**What to do:**
Copy out each line of the material in which the word "cavities" appears.

::::

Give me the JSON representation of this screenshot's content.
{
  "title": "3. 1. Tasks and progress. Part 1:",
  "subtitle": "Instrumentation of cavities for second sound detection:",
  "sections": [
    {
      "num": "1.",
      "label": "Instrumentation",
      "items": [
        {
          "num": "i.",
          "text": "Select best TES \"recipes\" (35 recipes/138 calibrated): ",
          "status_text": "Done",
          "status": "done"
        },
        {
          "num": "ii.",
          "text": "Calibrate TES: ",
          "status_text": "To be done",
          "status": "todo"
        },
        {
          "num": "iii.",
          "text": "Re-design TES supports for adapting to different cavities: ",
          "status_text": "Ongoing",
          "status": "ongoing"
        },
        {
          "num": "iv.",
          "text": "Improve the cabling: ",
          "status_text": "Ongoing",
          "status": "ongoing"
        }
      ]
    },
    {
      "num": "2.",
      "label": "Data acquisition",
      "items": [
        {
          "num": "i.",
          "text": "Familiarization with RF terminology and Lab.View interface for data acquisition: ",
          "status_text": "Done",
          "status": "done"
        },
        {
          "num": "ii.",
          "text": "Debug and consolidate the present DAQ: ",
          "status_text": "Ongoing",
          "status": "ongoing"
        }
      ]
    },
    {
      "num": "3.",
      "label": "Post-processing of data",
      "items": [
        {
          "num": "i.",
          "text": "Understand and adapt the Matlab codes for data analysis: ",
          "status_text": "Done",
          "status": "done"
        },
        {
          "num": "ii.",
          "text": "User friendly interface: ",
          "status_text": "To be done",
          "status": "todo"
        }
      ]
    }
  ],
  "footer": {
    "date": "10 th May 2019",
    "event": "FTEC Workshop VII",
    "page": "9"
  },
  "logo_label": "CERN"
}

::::

**Written reply:**
  "subtitle": "Instrumentation of cavities for second sound detection:",
          "text": "Re-design TES supports for adapting to different cavities: ",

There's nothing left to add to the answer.